Turnovers per Possession
Turnovers are important because a team cannot shoot, let alone score, if it commits a turnover. That being said it is important to adjust the number of turnovers a team commits to the pace at which it plays. More possessions are more likely to lead to a higher number of raw turnovers committed. In fact, this is true of all four factors, as the calculations are effectively percentages of some total.
A possession in basketball effectively ends when the ball changes hands. This change may occur via a made shot, a defensive rebound or a turnover. Therefore, the formula for Turnovers per Possession is:
NBA.com takes a similar approach but multiplies this number by 100 to determine a TO Ratio. TO Ratio is simply defined as “the number of turnovers a team averages per 100 of its own possessions.” That being said, let’s take a look at how our eFG% leaders rank in terms of TO Ratio.
Offensive Rebound Percentage
If a team can get back its missed shots at an above-average rate, it can somewhat make up for any deficiencies it has in terms of pure shooting ability. The team does need to score at some point but, as Oliver puts it, giving your team multiple opportunities gives it a chance to win even if your gunners from the outside are missing. Offensive rebound percentage can be derived by dividing the team’s offensive rebounds by the number of opportunities it had to obtain offensive rebounds.
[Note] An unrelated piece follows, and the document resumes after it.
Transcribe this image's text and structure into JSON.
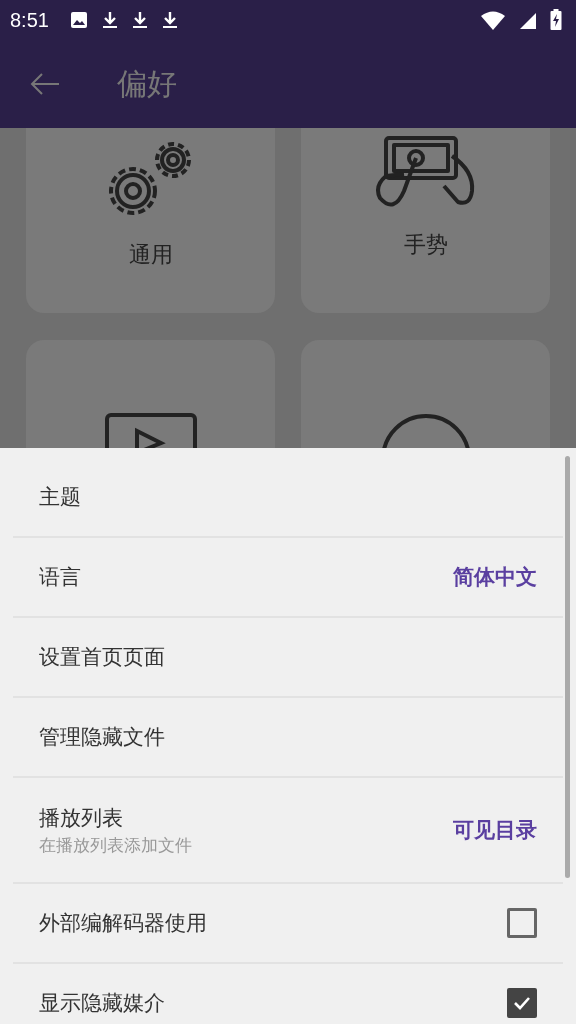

Bringing us back to our study, the chart below dictates how our ten teams measure up in terms of their ability to grab offensive rebounds and generate second chance opportunities on offense.
Getting to the Foul Line
Oliver has written that he specifically phrased this as “getting to the foul line” instead of “making foul shots” or “free throw percentage” or “free throws,” because he determined that the most important aspect was actually attempting foul shots. He goes on to say that teams that get to the foul line more often are more effective than teams that make a high percentage of their foul shots. There are exceptions on an individual game basis but, by and large, Oliver has found that “getting to the line more frequently wins a lot more games than missing a few freebies will lose.”
That being said, the formula for calculating this factor is known as Free Throw Attempt Rate. FTAR is defined as the number of free throws a team shoots in comparison to the number of shots the team shoots.
Oliver had said that these four factors were essential to winning basketball games. However, as we dive deeper and deeper into this analysis, we can see that there is no one right way to build a team. If your team struggles in one factor area, it can make up for it by being particularly good in others.
As mentioned previously, there is no one way to build a team. However, Oliver’s four factors allow us to see which teams are able to control the key aspects of winning basketball games. You can be poor in one area and make up for it in others. For example, the chart below shows that the Chicago Bulls are not a very productive team when analyzed by the four factors on offense as a whole. However, they are exceptional at generating additional opportunities on the offensive end, and their strong ability to limit their opponents' four factor success on the defensive end has allowed them to put together a strong season despite losing their most prolific player.
These rankings were based team performance prior to games played on 4/1/14. As Oliver made note of, there is one strong theme amongst the top teams in the NBA. Most of them are exceptional in terms of eFG% and limiting their opponent’s eFG%, allowing them to control what Oliver has deemed to be the most important aspect of winning basketball games.